Seriously, aging is not for cowards!

A Wine Tasting Party

Last Saturday night, my husband and I hosted a Wine Tasting Party for five guests. It was supposed to be Wine and/or Beer Tasting, since we assumed that not all of our guests would like wine. But only one couple brought beer, and everybody agreed to just drink Pinot Noir for the evening.

My husband had made a delicious spinach/artichoke dip, and we served it in bread bowls. I also brought out a variety of cheeses and artisan breads. A bit carb-heavy, but delicious! The Parmesan cheese was particularly good with the wines.

Everyone got a scorecard and a wineglass, plus their plateful of goodies (which we later brought to the table for easy reach). We did not hide labels, but instead recorded the name and year of each wine. My husband poured a little of one wine into each glass, and we all studied our goblets. (We repeated the process for each wine.)

We examined the color – ranging from clear red to deep garnet.

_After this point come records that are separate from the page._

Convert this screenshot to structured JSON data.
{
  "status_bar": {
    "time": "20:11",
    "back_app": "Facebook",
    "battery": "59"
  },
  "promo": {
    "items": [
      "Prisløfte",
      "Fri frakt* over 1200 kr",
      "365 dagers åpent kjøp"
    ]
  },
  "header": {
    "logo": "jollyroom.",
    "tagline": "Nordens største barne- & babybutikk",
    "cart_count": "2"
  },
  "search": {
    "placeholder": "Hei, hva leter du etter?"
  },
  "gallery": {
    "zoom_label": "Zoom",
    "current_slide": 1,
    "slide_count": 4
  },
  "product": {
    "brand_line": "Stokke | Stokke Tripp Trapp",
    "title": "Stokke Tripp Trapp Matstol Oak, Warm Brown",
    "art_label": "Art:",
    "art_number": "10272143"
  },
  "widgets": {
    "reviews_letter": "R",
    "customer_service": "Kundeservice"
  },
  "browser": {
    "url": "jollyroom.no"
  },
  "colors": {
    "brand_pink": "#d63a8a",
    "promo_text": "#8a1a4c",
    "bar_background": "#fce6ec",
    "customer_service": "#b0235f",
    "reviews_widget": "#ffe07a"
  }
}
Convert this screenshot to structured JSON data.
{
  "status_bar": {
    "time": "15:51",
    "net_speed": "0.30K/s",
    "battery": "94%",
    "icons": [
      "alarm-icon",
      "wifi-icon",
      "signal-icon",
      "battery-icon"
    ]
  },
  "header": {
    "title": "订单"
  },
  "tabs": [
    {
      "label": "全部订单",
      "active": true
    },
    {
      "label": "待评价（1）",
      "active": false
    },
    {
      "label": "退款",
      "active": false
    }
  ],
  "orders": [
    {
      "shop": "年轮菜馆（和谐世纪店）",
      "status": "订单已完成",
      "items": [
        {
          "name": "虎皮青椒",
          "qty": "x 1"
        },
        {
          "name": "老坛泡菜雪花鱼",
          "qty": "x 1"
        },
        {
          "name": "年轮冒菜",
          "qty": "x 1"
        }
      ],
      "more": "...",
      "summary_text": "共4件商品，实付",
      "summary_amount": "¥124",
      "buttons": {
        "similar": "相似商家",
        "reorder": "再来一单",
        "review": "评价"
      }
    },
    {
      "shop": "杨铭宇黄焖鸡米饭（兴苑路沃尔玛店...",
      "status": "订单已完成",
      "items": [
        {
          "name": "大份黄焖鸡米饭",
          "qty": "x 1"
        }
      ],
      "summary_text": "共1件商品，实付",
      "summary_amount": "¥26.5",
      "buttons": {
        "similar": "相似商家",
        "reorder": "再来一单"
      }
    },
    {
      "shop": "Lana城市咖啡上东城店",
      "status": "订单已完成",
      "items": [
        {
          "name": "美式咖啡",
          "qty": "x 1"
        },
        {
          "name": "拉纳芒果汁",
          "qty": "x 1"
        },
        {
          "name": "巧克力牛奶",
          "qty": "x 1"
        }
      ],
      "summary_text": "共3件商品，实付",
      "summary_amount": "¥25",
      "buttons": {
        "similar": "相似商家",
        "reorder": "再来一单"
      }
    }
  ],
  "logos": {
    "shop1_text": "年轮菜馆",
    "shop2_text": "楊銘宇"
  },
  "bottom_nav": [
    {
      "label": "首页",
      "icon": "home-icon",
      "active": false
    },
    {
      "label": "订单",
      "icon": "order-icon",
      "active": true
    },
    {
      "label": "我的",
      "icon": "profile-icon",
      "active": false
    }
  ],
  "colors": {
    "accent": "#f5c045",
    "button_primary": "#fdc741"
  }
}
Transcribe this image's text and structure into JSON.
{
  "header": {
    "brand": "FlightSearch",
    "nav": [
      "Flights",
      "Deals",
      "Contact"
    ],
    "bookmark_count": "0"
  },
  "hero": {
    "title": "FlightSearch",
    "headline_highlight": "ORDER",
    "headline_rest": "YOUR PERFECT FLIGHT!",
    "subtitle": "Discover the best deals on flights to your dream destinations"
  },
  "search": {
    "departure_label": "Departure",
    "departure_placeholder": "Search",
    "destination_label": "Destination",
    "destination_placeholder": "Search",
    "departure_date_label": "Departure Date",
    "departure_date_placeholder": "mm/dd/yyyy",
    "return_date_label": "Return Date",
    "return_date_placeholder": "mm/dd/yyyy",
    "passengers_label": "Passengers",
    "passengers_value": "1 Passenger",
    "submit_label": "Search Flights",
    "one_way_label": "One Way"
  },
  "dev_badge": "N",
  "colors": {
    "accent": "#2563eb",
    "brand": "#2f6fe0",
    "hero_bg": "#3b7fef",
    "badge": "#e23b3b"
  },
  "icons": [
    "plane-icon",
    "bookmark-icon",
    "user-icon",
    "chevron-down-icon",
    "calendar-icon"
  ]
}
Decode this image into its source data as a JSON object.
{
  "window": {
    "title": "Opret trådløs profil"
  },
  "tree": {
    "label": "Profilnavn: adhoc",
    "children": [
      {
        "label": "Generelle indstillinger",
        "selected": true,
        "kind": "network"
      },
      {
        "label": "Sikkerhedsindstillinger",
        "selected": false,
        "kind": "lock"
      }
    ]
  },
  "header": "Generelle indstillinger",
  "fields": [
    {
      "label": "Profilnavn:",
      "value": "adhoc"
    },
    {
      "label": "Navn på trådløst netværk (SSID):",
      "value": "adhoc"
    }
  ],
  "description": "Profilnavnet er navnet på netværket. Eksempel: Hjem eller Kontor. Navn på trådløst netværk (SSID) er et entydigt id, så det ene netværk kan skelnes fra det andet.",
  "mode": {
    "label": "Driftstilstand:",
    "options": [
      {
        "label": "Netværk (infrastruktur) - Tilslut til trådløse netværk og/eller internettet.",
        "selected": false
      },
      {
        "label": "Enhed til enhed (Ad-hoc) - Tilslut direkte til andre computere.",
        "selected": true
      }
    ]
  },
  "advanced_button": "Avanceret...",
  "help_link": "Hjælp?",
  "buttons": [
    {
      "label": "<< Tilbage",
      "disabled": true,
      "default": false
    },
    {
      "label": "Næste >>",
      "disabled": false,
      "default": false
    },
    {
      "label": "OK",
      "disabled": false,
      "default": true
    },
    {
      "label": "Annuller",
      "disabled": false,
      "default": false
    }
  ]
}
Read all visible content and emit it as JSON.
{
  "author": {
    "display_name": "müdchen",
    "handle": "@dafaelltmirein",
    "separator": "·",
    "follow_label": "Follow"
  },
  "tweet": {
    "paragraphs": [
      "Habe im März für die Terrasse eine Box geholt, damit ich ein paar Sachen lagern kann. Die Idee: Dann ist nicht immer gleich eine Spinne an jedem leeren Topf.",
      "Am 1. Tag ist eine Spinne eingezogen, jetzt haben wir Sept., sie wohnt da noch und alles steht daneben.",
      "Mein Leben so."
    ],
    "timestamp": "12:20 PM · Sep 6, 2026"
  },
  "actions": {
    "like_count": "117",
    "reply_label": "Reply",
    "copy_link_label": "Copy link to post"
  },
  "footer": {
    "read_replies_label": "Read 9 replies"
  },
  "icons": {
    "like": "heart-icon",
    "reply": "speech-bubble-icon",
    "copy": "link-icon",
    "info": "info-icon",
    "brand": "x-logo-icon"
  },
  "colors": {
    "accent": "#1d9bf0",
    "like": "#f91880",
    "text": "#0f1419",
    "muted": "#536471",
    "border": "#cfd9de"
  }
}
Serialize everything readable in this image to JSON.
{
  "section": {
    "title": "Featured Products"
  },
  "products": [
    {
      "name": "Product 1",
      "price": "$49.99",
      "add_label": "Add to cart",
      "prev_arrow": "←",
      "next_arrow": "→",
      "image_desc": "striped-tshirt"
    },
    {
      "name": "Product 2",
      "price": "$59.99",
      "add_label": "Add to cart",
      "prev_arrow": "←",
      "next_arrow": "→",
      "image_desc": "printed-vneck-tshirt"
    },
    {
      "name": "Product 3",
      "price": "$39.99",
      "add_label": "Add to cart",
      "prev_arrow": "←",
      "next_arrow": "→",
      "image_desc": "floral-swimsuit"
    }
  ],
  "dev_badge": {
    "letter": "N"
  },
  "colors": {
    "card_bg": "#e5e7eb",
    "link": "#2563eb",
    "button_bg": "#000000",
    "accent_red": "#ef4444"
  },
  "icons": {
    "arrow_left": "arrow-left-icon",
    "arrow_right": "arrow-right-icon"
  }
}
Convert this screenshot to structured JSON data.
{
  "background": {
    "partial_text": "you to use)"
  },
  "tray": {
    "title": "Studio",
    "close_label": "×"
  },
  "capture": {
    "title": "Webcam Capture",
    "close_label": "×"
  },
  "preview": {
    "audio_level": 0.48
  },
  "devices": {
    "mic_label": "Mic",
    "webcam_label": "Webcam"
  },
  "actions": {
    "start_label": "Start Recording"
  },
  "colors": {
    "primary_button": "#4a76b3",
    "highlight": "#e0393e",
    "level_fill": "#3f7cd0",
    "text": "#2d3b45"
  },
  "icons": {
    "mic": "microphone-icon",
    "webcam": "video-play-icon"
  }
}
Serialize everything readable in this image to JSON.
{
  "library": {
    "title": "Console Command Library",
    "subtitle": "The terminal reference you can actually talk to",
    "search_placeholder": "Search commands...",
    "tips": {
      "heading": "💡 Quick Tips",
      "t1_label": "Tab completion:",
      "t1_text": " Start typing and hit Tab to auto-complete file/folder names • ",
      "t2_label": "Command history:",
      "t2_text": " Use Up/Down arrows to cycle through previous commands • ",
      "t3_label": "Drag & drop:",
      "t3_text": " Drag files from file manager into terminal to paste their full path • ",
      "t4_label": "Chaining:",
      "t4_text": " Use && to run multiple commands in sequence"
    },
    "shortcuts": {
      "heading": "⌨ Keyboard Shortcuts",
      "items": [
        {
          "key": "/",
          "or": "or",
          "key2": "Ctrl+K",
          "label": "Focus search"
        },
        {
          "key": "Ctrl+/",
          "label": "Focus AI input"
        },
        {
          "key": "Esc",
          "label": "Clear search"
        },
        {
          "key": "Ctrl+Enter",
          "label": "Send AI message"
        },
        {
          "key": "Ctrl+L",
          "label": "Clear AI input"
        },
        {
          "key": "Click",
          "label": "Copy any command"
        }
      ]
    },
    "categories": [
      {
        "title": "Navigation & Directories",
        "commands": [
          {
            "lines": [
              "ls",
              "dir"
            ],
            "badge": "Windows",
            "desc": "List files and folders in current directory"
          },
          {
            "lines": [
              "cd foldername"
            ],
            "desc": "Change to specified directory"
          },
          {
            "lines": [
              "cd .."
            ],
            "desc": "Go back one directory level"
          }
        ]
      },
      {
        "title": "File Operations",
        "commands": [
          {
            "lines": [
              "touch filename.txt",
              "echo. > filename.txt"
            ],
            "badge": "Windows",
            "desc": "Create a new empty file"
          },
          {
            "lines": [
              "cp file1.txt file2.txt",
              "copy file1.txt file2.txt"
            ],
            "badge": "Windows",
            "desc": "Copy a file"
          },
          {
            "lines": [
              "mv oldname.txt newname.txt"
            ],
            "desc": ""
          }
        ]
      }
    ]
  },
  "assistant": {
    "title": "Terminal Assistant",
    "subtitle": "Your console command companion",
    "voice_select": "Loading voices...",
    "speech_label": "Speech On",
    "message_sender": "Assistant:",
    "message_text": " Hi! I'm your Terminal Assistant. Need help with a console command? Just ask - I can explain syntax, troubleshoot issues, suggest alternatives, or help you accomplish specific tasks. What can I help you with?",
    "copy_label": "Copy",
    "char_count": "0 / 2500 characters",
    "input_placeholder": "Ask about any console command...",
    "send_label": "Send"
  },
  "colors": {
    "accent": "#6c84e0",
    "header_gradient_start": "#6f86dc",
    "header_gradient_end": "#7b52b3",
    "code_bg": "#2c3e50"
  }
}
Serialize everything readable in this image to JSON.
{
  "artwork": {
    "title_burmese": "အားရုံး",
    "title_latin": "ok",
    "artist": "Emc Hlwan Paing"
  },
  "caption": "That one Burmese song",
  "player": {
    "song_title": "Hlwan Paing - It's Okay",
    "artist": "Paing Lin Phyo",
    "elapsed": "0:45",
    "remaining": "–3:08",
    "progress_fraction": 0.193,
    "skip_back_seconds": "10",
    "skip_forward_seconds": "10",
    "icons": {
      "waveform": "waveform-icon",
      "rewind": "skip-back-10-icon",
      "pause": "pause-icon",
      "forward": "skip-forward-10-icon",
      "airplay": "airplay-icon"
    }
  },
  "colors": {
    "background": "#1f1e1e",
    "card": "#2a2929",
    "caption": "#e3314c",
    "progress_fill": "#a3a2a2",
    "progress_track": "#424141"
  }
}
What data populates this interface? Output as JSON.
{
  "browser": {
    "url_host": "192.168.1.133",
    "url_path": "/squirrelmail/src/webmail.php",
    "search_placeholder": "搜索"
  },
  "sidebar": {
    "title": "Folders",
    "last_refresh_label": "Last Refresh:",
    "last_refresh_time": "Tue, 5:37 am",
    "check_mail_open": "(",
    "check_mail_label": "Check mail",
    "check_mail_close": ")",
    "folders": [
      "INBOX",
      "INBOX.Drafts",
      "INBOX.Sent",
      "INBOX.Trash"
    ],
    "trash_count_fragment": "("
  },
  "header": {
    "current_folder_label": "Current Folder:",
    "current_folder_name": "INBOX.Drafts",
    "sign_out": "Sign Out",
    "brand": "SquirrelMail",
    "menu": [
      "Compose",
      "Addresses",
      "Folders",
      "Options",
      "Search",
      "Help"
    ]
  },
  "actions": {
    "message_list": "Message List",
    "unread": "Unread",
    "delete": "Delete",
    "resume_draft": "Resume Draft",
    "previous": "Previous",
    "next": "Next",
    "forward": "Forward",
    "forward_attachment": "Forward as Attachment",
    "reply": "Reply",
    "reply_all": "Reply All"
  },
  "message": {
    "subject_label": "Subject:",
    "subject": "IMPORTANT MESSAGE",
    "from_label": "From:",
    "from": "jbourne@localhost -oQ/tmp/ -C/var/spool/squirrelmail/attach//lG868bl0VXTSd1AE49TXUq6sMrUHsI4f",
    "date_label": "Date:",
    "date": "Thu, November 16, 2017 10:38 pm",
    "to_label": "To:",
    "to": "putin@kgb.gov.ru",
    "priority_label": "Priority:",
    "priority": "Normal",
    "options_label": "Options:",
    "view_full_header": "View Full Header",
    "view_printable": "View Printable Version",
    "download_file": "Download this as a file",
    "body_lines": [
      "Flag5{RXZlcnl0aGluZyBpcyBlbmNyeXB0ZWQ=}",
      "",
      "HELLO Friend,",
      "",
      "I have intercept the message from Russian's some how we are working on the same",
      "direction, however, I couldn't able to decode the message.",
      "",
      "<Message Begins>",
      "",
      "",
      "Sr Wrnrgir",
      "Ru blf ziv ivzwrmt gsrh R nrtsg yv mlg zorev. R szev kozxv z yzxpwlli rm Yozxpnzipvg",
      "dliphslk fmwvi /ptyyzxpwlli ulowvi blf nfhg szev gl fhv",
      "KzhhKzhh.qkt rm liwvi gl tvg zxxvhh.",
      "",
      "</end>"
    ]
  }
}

We learned about legs – the viscosity of the wine, which also indicates the alcohol content; those of us who had the cut-crystal goblets had a tougher time seeing the wine cling to the glass. We stuck our noses in deep, and inhaled the bouquet – did we smell grass or oak or mushrooms? We read the label to see if we could tell. Everybody took a sip with a mouthful of air, and let the wine wash through our mouths – we tasted jam and cherry and once tasted licorice. We commented on the aftertaste. Some left our tongues feeling dry, and some stayed on the palate a long time. We all finished our glasses and sometimes had a little more before starting the process again with the next bottle.

Next to each of these categories, we wrote down scores – for color, bouquet, taste and finish. Some recorded only numbers, while others of us wrote long explanations. When all of the wines had been tasted, we each totaled the scores and ranked them. We tried five different wines (one we tried very cold vs room temperature to see the difference). We all agreed which was our least favorite, but the rest of the results were mixed.

We ended the evening with champagne and chocolate fondue and dippers (strawberries, bananas, pineapple, marshmallows, Nilla Wafers). And the beers – locally brewed – were tasted and evaluated by several guests.

A fun time was had by all. And the leftover bread made great French toast this morning!